What to do = Recreate the listing that follows line for line, without pictures.

Given data below:

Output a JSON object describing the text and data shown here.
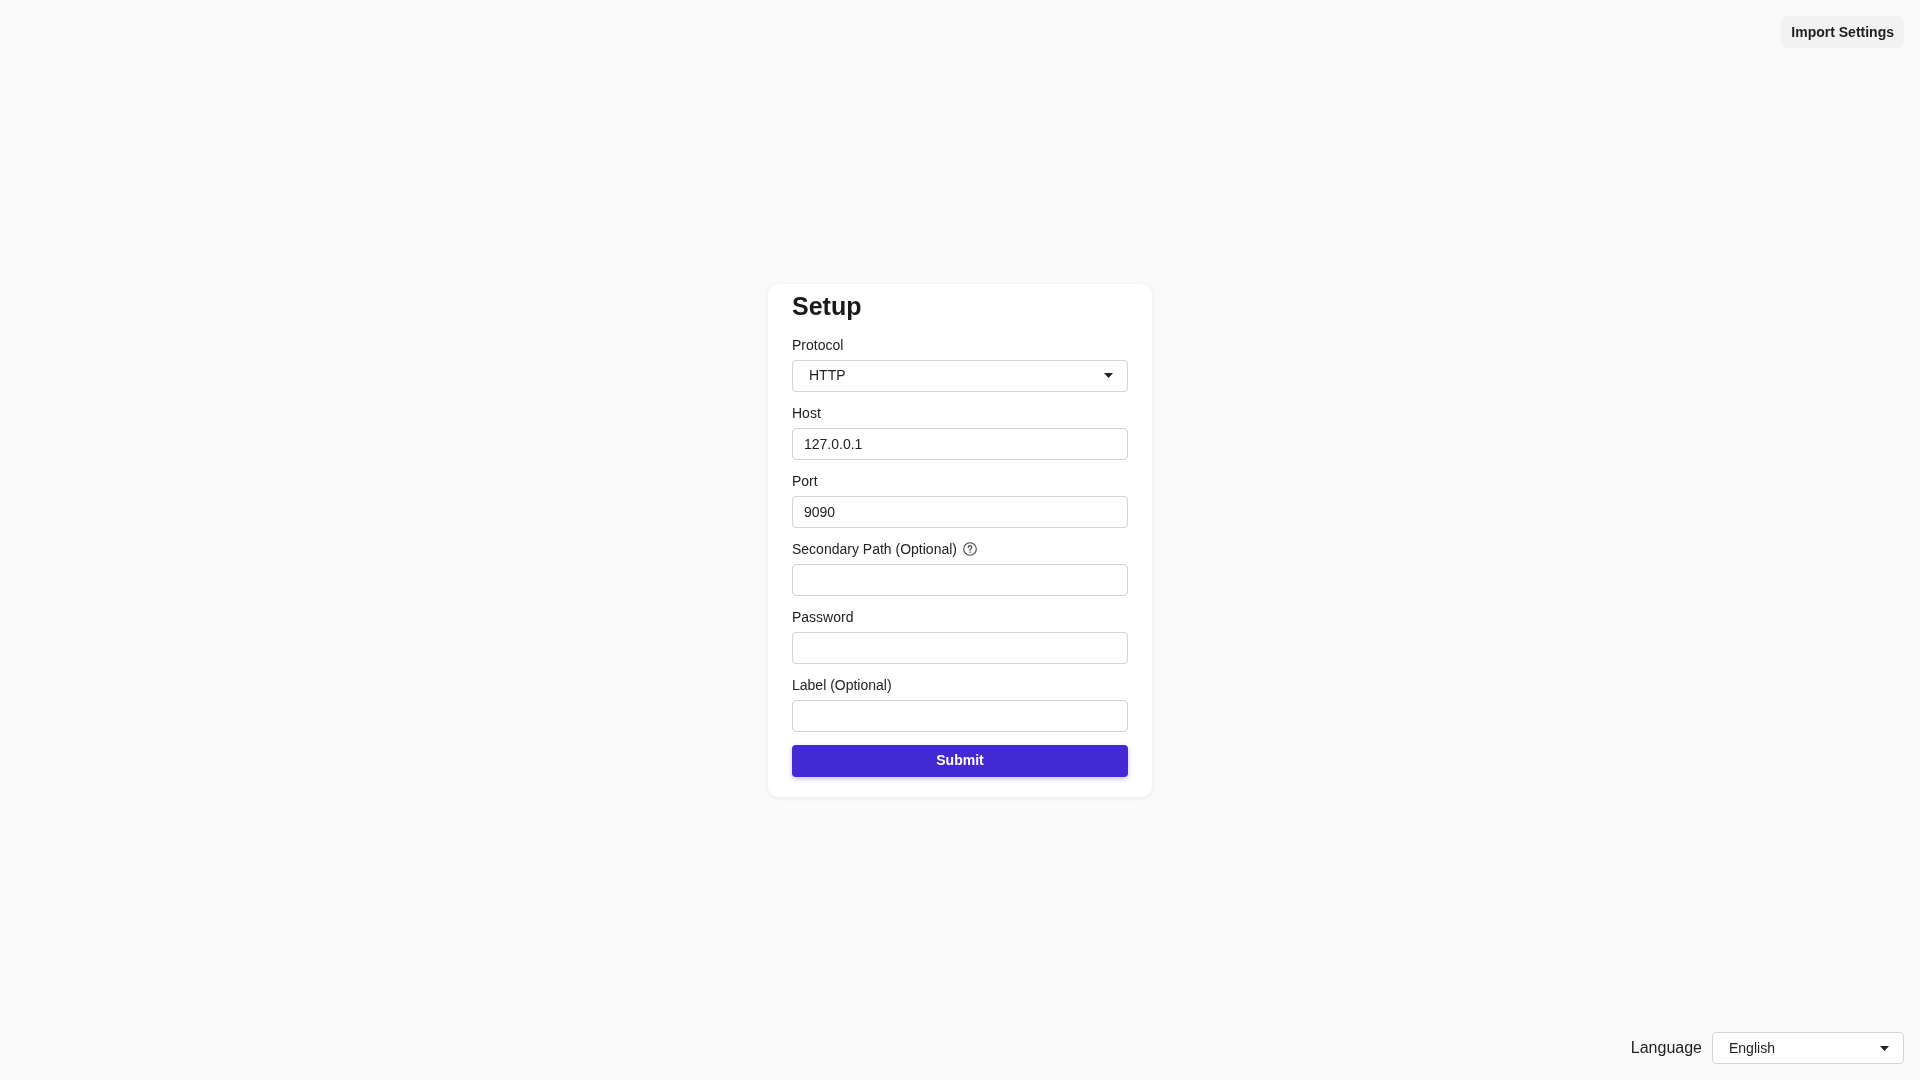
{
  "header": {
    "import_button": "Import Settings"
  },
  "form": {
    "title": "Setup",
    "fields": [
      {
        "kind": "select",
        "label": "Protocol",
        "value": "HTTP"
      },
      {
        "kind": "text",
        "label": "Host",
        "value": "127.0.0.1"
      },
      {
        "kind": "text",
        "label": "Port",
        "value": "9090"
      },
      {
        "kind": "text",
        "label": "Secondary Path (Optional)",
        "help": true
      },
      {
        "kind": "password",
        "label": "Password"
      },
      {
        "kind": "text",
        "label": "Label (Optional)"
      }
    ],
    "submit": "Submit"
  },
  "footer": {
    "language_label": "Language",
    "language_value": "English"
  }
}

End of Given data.

Task answer =
Output a JSON object describing the text and data shown here.
{
  "header": {
    "import_button": "Import Settings"
  },
  "form": {
    "title": "Setup",
    "fields": [
      {
        "kind": "select",
        "label": "Protocol",
        "value": "HTTP"
      },
      {
        "kind": "text",
        "label": "Host",
        "value": "127.0.0.1"
      },
      {
        "kind": "text",
        "label": "Port",
        "value": "9090"
      },
      {
        "kind": "text",
        "label": "Secondary Path (Optional)",
        "help": true
      },
      {
        "kind": "password",
        "label": "Password"
      },
      {
        "kind": "text",
        "label": "Label (Optional)"
      }
    ],
    "submit": "Submit"
  },
  "footer": {
    "language_label": "Language",
    "language_value": "English"
  }
}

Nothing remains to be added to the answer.